This house means so much to us. It was our first house, the one in which our relationship truly blossomed and developed into the couple we are today. We set up our first Christmas tree as a couple in this house. It was always full of laughter and friends. And it was in the living room of this house that Kyle pulled a tiny white box out of the entertainment center and proposed to me. We began our lives as adults and as a couple in this house, and the memories I have of it are tender and sweet. I will always love that house, for it was our time there that gave birth to the life we have today.
There were more stops on our journey back in time, ones that brought back a lot of the simpler memories of college. Walking to class with friends, flying kites on the quad, eating lunch outside in the sunshine. The stories aren’t as interesting and the memories quieter, but each one brought back a smile to my face.
We stopped by the studio black box theatre where Kyle and I helped macgyver a lot of student shows with $6, some flashlights, and a lot of tape.
Old Gym, the crumbling building that houses the costume shop, a dance studio, and a lot of complicated feelings for me. Some of both my happiest and most heartbreaking memories from college were set in that building.
And the steps down to the quad referred to as The Ashtray. This place used to host renegade student shows, Muggle Quidditch tournaments, and countless “jump photo” sessions by a classmate. I couldn’t help make Kyle take a new one of me, for old time’s sake.
What I think surprised me the most about this trip is that how strongly some memories affected me, and how strongly others didn’t. Walking past classrooms I’d once sat it, peering in the window of old rehearsal spaces, I felt very little other than the thrill of being somewhere familiar. But walking down Main St past all the decrepit slums made my heart beat faster and in a few occasions, my eyes well up. Standing in front of the impressive brick hall of my alma mater did nothing to me, but sitting in a dark, dank dive bar put a smile on my face that I couldn’t wipe away.
And I realize why. It’s not the college I miss. Millikin the institution can go fuck itself. (Especially if they keep calling me at work and asking for $365, which, incidentally, is about half a month’s rent so fuck off. ) But Millikin the place is what’s special. It’s the place where I spent time with friends, laughed and felt loved. It’s where I came into myself and began to explore myself as an independent adult. It’s where I had my first drink, learned some of my hardest lessons, made some of my dearest friends, and rose to my some of my hardest challenges. It’s not the classes I loved, but the people I met in them. Not the projects I did, but the long nights around a kitchen table working together on them. And it wasn’t the shows, it was the challenges they presented that I loved.

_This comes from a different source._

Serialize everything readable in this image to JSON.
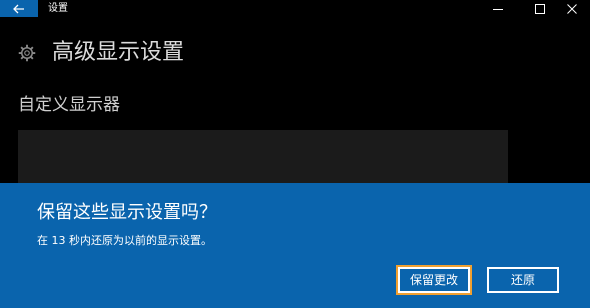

It’s very easy for Kyle and I to be bitter about our alma mater. We left with a bad taste in our mouths, we have near-useless degrees from a college no one’s ever heard of, we’re balls-deep in student loan payments, and our career paths have strayed significantly from our area of study. (Let’s face it, every moment we spent in Shakespeare, History of Styles, and Biology of Foods was a monumental fucking waste of time.) But for better or worse, my college years will hold a special place in my heart. If it weren’t for those years in Decatur, I wouldn’t have the career I have today, the husband I have today, and I wouldn’t be the person I am today.
And if for no other reason, I will forever be grateful for that.